The gap, though she may not want to say so, may have had something to do with her relationship with Gagosian, which has catapulted her into the uppermost reaches of fashion, art, and society. “I’d prefer not to talk about him,” she demurs, when I ask how they met. “I will say that he has been a great mentor. He’s one of the most stylish people I know, not necessarily in terms of fashion, though I think his fashion sense is interesting, but in terms of art and the way he deals with things. Hopefully a little bit of that has rubbed off.”
These days, Monroque, who says her favorite artists are Richard Prince and Damien Hirst—“the gallery artists, essentially”—hopscotches around the world with Gagosian to his eleven galleries, from London to Athens to Hong Kong (“The sun never sets on my gallery,” he recently said). Monroque has established her own identity within this Valhalla, turning heads with a turban paired with a Jason Wu dress at the CFDA awards, animal prints, and her impeccable fifties fashion by Prada and Chanel (she’s also trying to incorporate some fashion at Gagosian, where she will soon introduce bangles by Delfina Delettrez, of the Fendi family, into the gallery store). “Now when I go to a show, the photographers ask me to stop, and 30 of them start snapping,” she says, covering her face. “It’s a little embarrassing, honestly.” Until recently, she was also editing Pop, an edgy fashion magazine, with Dasha Zhukova, the girlfriend of Russian oligarch Roman Abramovitch; in September, they are launching a new magazine, Garage, named after Zhukova’s gallery in Moscow.
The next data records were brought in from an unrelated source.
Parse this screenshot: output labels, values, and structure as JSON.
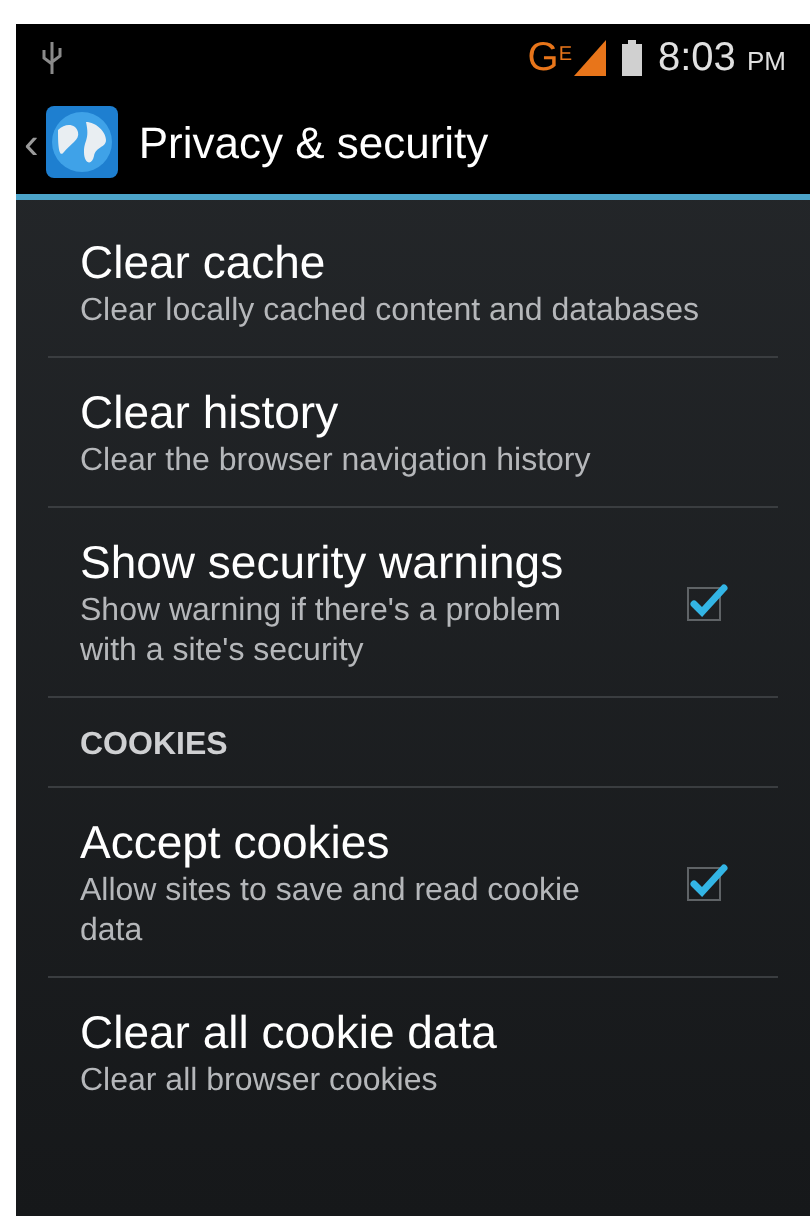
{
  "status_bar": {
    "network": "G",
    "network_sub": "E",
    "time": "8:03",
    "ampm": "PM"
  },
  "action_bar": {
    "back": "‹",
    "title": "Privacy & security"
  },
  "items": [
    {
      "kind": "item",
      "title": "Clear cache",
      "summary": "Clear locally cached content and databases"
    },
    {
      "kind": "item",
      "title": "Clear history",
      "summary": "Clear the browser navigation history"
    },
    {
      "kind": "check",
      "title": "Show security warnings",
      "summary": "Show warning if there's a problem with a site's security",
      "checked": true
    },
    {
      "kind": "header",
      "title": "COOKIES"
    },
    {
      "kind": "check",
      "title": "Accept cookies",
      "summary": "Allow sites to save and read cookie data",
      "checked": true
    },
    {
      "kind": "item",
      "title": "Clear all cookie data",
      "summary": "Clear all browser cookies"
    }
  ]
}
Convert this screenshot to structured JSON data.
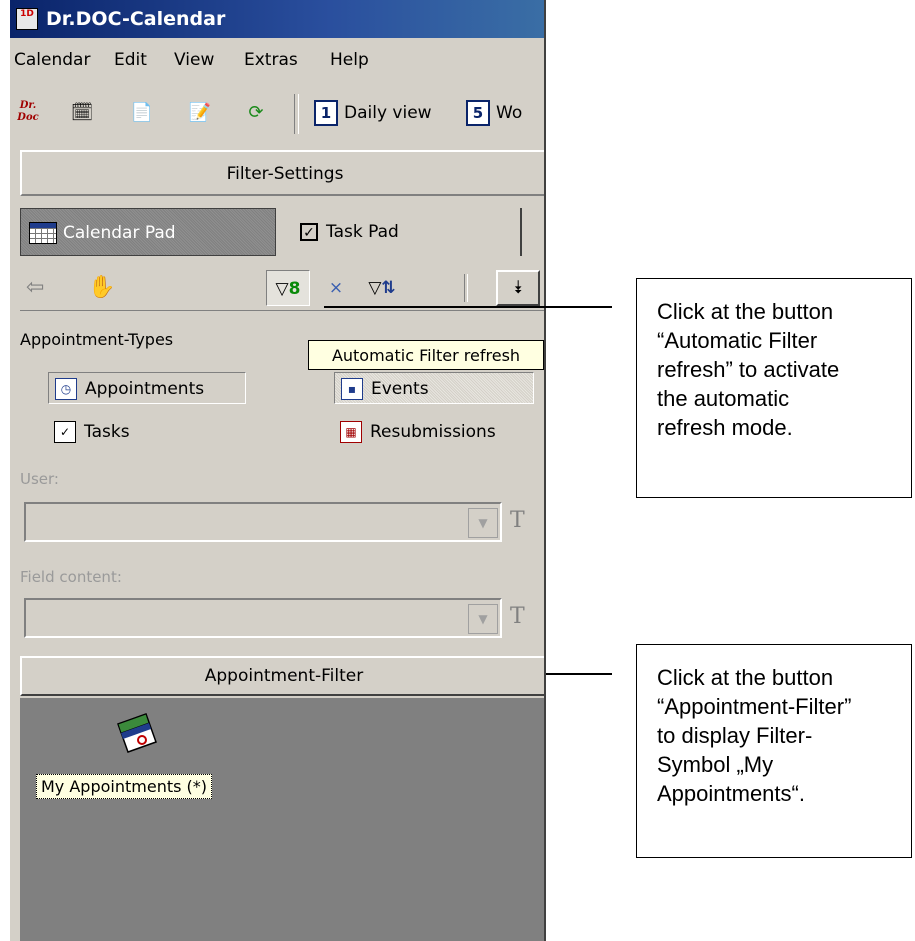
{
  "window": {
    "title": "Dr.DOC-Calendar",
    "app_icon_text": "1D"
  },
  "menu": [
    "Calendar",
    "Edit",
    "View",
    "Extras",
    "Help"
  ],
  "toolbar": {
    "logo_text": "Dr. Doc",
    "daily_view": {
      "num": "1",
      "label": "Daily view"
    },
    "week_view": {
      "num": "5",
      "label": "Wo"
    }
  },
  "filter_settings_label": "Filter-Settings",
  "tabs": {
    "calendar_pad": "Calendar Pad",
    "task_pad": "Task Pad"
  },
  "appointment_types": {
    "heading": "Appointment-Types",
    "appointments": "Appointments",
    "events": "Events",
    "tasks": "Tasks",
    "resubmissions": "Resubmissions"
  },
  "tooltip": "Automatic Filter refresh",
  "user_label": "User:",
  "field_content_label": "Field content:",
  "combo_t": "T",
  "appointment_filter_label": "Appointment-Filter",
  "my_appointments_label": "My Appointments (*)",
  "callouts": {
    "auto_refresh": [
      "Click at the button",
      "“Automatic Filter",
      "refresh” to activate",
      "the automatic",
      "refresh mode."
    ],
    "appt_filter": [
      "Click at the button",
      "“Appointment-Filter”",
      "to display Filter-",
      "Symbol „My",
      "Appointments“."
    ]
  },
  "colors": {
    "titlebar": "#0a246a",
    "window_bg": "#d4d0c8",
    "tooltip_bg": "#ffffe1",
    "panel_bg": "#808080"
  }
}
She’s thought about college. “James Frey told me I should forget it, though, and just go out into the world,” she says.
Monroque finishes her lunch and steps onto the burning pavement, loading her Prada packages onto a blue cruiser bike locked to a lamppost. She’s just returned from a safari to Botswana and Namibia, and next week, she’ll be back in St. Lucia, on a shoot for Japanese Vogue. Later today, she’s driving to Amagansett, since Gagosian is due back there after a trip. “I love the dogs we have out there, these two big poodles that we got after Larry’s old dogs, a present from Richard Serra, passed away,” she says. “I like to walk them on the ocean, though I don’t always go in the sea.” She smiles. “When everyone in the Hamptons says, ‘The water’s so warm today,’ it’s still too cold for me.”